In this paper, I will refute John Locke’s psychological theory, which argues that the persistence of an individual from one time to another is connected with the person’s psychological state. In my argument, I will prove that Locke’s argument is ambiguous and unfounded on world realities. In John Locke psychological theory, he argues that for there to be interconnectedness, there must be a connection of memory in one singular person identity over some long period.
Simply, psychological theory as presented by Locke requires an individual to have a continuity of memory and personality from one period to the next. In this case, in order for person A when old, to be identical with person A when young, there must be a continuity of memory and personality between these two persons. The psychological connectedness theory, which is closely related to memory connectedness theory that was developed by Locke, required individuals to have a psychological connectedness in order for them to be identical (Teichert, 175-191). To be more specific, Parfits develops the following psychological criterions of personal identity.
X today is one and the same person as Y at some past time if and only if (1) X is psychologically continuous with Y, (2) this continuity has the right kind of cause, and
(3) it has not taken a ‘branching’ form. Personal Identity over time just consists in the holding of facts like (1) to (3) (Parfit, 1984, p. 207).
While presentations of various scholars show the need for a connection of the mind, the overarching question is whether the lack of this connection terminates the identity between these two persons. In order to illustrate the weaknesses of Locke’s argument, I will use Thomas Reid paradox of the “Brave Officer” (Speaks 1-6). In this example, a question arises of whether if an elderly “Brave Officer” cannot recall his childhood, it can be said that he is a different person from the person he was as a child. According to Locke psychological theory, the “Brave Officer” can only be connected with his identity as a child if he only has sufficient memory of his childhood. In light of this, he is a different person with the identity he was as a child. If the elderly officer has memory of his earlier days when he was a junior officer, then according to Locke’s psychological theory, he is one and the same person.
A contradiction then arises in the link between the junior officer and the child, as well as the child and the elderly officer. Suppose that at the time when the “Brave Officer” was a junior officer he could recall his childhood. Therefore, as presented by Locke, the identity of the junior officer is similar with that of the child. If this is the case, the psychological theory contradicts itself. Markedly, how can the junior officer be related to the identity of the child, and the elderly officer be related to that of the junior officer, while the elderly officer is not related to that of the child? This example shows the contradiction of the psychological theory. Insofar as the identity of the child is related to that of the junior officer, and that of the junior officer is related to that of the elderly officer, the identity of the child must be related to that of the elderly officer regardless of whether the latter has memory of his childhood.

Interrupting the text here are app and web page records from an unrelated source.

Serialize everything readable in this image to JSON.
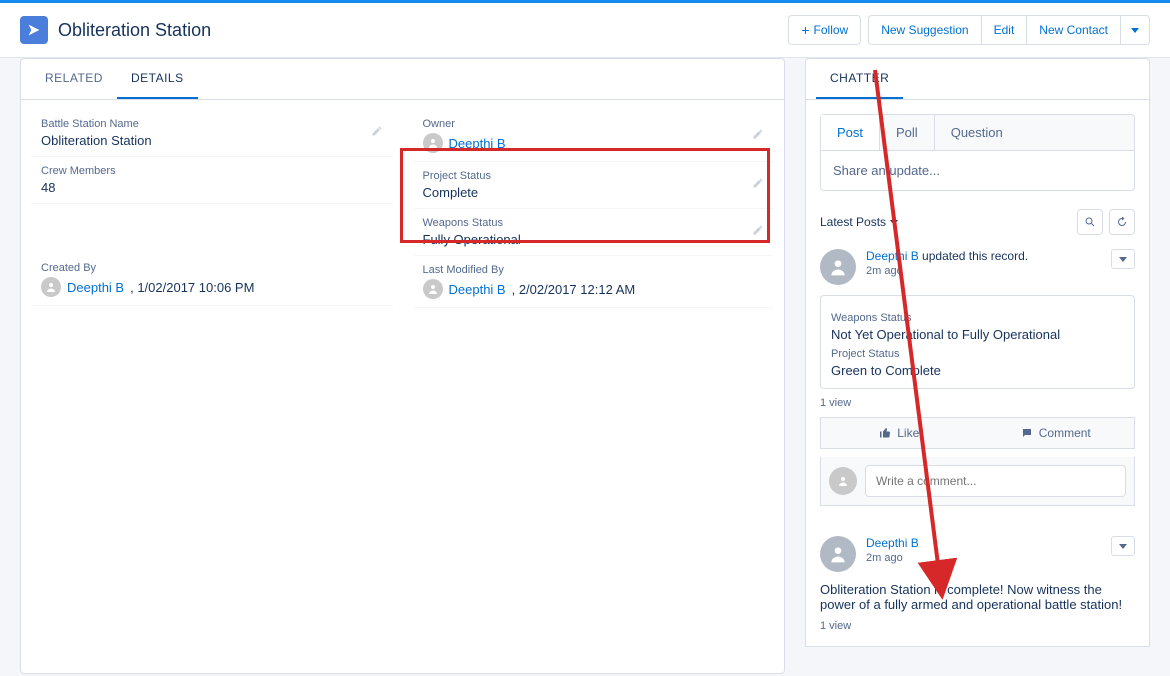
{
  "header": {
    "title": "Obliteration Station",
    "actions": {
      "follow": "Follow",
      "new_suggestion": "New Suggestion",
      "edit": "Edit",
      "new_contact": "New Contact"
    }
  },
  "tabs": {
    "related": "RELATED",
    "details": "DETAILS"
  },
  "details": {
    "battle_station_name": {
      "label": "Battle Station Name",
      "value": "Obliteration Station"
    },
    "crew_members": {
      "label": "Crew Members",
      "value": "48"
    },
    "owner": {
      "label": "Owner",
      "user": "Deepthi B"
    },
    "project_status": {
      "label": "Project Status",
      "value": "Complete"
    },
    "weapons_status": {
      "label": "Weapons Status",
      "value": "Fully Operational"
    },
    "created_by": {
      "label": "Created By",
      "user": "Deepthi B",
      "timestamp": ", 1/02/2017 10:06 PM"
    },
    "last_modified_by": {
      "label": "Last Modified By",
      "user": "Deepthi B",
      "timestamp": ", 2/02/2017 12:12 AM"
    }
  },
  "chatter": {
    "tab_label": "CHATTER",
    "publisher": {
      "post": "Post",
      "poll": "Poll",
      "question": "Question",
      "placeholder": "Share an update..."
    },
    "sort_label": "Latest Posts",
    "like_label": "Like",
    "comment_label": "Comment",
    "comment_placeholder": "Write a comment...",
    "feed": [
      {
        "user": "Deepthi B",
        "action": " updated this record.",
        "time": "2m ago",
        "changes": [
          {
            "label": "Weapons Status",
            "value": "Not Yet Operational to Fully Operational"
          },
          {
            "label": "Project Status",
            "value": "Green to Complete"
          }
        ],
        "views": "1 view"
      },
      {
        "user": "Deepthi B",
        "time": "2m ago",
        "body": "Obliteration Station is complete! Now witness the power of a fully armed and operational battle station!",
        "views": "1 view"
      }
    ]
  }
}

In yet another example, suppose it is possible for a person to understand and duplicate the identity of another person. In fact, this can be mimicked through acts of identity theft where the thief understands and duplicates the identity of his/ her victim. Accordingly, there emerge, two individuals, who look almost the same but who have a similar recollection of their childhood. An almost similar example is given in the Parfit’s transplant experiment, in which he presents a case of where a facial replica is created through transplant. In both of these two cases, there will be more than one person who shares a similar childhood. The psychological theory would argue that these two different people are the same person. Obviously, this is untrue and impossible.
Suppose that you knew both Williams and me, and you visit the resulting person in the post-operative recovery room. You see my head on the pillow, and have a long conversation with someone whom you assume to be me. If some nurse then lifted the blankets on the bed, and you saw the rest of what you knew to be Williams’s body, you wouldn’t conclude that you weren’t, as you assumed, talking to me. You would believe that the person with my head would be me. As many Animalists concede, this widely held belief, which some call the Transplant Intuition, provides a strong objection to their view. (Parfit, 2012, p 9).
While it is important for individuals to have a memory of their different persons over time, the description and identification of a human being is more complex and cannot be purely dependent on memory. In fact, such an assumption overlooks certain changes that naturally occur in the world, such as a situation where a person goes into a coma and cannot recall of about his previous life occurrences. In addition, this theory assumes that the person who is being examined is the only determinant of his/ her identity. While this may be the case in most scenarios, in some situations, third parties may decide the identity of a person. For instance, third parties identify a person who is in a coma, dead, or mentally challenged. In light of this, psychological theory as presented by Locke fails to identify the overarching issues that determine a person’s identity.
Parfit, Derek. Reasons and Persons. Oxford University Press. 1984
Parfit, Derek. “We Are Not Human Beings,” Philosophy, vol. 87, no. 1, 2012.
Speaks, Jeff. “Thomas Reid on Personal Identity.” Phil, vol. 20208, 2006, pp. 1-6.
Teichert, Dieter. “Narrative, Identity and the Self.” Journal of Consciousness Studies, Vol. 11, no. 10–11, 2004, pp. 175–191.